What the exercise asks ▸ Count the lines of the records below that hold the word "longway", and give only the number.

Data shown ▸

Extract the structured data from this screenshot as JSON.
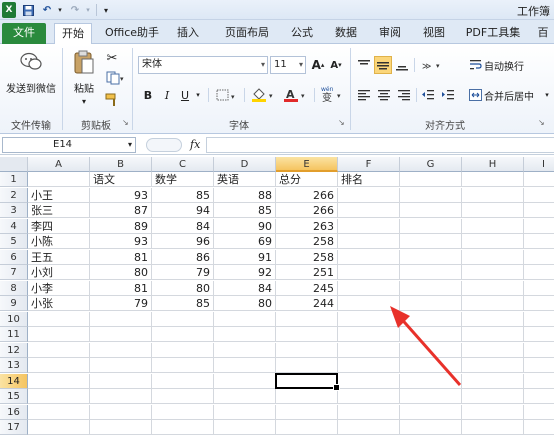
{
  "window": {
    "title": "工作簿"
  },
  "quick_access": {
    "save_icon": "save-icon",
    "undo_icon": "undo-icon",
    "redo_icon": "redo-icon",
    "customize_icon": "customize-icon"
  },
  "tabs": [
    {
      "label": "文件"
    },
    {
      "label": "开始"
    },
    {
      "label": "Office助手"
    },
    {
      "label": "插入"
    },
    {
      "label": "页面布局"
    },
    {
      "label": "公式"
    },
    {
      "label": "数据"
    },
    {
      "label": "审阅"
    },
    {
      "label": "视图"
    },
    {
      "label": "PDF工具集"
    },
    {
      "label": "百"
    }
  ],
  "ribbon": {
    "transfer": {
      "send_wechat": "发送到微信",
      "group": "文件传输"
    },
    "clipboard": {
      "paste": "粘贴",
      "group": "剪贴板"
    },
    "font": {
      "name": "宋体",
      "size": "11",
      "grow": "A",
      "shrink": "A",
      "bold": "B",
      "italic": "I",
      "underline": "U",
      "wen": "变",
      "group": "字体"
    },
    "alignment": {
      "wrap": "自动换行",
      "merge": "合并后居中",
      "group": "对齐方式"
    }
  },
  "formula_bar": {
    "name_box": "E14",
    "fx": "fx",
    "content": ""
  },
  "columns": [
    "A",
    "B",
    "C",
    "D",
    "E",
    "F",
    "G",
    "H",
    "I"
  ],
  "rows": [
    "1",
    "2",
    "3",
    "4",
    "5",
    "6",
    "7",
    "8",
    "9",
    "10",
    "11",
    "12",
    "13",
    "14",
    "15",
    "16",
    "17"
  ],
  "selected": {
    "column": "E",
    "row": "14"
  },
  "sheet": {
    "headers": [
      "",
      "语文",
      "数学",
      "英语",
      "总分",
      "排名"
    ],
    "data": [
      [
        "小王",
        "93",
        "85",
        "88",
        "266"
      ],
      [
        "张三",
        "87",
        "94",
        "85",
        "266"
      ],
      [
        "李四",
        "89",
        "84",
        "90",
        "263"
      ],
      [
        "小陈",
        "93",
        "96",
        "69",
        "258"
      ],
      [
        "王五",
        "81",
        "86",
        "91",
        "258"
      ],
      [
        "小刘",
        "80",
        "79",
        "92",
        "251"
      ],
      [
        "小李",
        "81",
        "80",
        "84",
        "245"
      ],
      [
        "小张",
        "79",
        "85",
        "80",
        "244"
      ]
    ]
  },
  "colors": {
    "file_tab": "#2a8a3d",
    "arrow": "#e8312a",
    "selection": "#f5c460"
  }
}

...

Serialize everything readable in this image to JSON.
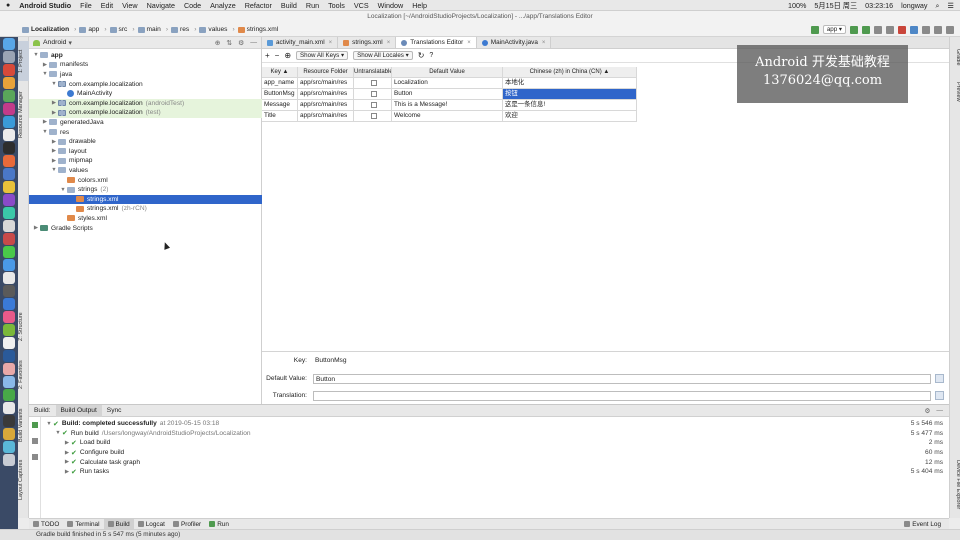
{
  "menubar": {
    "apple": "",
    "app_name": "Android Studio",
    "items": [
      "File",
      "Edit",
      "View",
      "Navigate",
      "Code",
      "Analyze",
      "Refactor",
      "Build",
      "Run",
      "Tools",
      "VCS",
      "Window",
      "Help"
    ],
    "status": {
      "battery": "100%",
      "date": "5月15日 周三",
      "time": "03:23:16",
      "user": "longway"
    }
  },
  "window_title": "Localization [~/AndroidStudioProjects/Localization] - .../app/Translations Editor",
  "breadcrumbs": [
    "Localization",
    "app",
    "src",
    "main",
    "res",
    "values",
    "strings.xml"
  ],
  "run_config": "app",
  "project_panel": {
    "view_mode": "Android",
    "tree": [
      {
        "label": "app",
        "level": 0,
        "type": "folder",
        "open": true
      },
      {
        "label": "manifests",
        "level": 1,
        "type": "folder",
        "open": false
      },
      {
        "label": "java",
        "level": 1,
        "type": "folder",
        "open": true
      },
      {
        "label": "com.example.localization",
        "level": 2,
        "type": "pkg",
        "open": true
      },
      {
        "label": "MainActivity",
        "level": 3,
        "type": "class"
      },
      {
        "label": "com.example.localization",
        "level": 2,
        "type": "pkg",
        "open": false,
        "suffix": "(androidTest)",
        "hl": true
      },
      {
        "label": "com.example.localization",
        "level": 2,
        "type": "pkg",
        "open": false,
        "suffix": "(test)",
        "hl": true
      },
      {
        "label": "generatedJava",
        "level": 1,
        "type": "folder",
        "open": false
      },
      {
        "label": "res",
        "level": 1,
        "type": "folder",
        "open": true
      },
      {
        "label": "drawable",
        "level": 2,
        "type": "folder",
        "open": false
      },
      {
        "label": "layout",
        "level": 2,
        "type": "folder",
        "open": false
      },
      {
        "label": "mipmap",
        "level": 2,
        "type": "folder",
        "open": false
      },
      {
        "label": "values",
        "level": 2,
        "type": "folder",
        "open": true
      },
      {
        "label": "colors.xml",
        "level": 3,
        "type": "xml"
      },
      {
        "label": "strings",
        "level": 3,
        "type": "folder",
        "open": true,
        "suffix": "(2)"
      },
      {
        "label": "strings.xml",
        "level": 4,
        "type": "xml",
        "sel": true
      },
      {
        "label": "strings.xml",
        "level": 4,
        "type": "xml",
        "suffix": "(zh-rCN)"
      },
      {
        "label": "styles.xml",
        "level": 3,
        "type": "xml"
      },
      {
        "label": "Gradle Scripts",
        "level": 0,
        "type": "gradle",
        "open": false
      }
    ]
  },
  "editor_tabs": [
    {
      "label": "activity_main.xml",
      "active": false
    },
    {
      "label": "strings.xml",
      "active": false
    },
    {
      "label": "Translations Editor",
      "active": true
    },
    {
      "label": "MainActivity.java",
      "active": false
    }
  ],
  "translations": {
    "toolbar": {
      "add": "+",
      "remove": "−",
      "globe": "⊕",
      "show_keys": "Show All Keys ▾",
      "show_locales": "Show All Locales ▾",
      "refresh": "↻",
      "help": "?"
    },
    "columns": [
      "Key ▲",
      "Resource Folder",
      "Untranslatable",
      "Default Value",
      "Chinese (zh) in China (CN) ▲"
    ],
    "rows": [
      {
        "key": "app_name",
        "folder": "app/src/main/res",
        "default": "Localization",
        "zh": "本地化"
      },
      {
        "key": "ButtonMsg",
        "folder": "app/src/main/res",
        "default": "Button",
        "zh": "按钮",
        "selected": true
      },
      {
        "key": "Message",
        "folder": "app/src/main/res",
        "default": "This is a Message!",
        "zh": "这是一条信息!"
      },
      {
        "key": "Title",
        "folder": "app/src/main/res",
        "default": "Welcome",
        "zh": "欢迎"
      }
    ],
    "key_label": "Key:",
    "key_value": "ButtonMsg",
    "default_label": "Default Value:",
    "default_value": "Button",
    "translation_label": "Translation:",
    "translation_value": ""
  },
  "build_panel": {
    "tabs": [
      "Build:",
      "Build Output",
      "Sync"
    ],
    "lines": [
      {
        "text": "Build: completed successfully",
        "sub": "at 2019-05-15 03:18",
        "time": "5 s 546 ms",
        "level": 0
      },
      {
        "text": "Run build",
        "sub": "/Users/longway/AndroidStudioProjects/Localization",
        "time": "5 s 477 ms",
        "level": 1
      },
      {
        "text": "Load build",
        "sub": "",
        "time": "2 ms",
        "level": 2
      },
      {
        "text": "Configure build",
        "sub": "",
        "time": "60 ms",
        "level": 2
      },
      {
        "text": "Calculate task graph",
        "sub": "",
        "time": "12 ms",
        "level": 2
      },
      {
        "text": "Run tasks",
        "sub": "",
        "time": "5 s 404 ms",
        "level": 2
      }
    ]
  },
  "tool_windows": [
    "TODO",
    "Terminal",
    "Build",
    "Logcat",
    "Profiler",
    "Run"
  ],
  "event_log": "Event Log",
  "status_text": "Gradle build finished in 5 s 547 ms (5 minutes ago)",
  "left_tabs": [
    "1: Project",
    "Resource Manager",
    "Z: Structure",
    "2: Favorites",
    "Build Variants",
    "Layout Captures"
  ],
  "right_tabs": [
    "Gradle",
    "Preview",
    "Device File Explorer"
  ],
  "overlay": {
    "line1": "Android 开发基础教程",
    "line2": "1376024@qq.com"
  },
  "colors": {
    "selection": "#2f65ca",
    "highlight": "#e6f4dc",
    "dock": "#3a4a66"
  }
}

Written response ▸ 2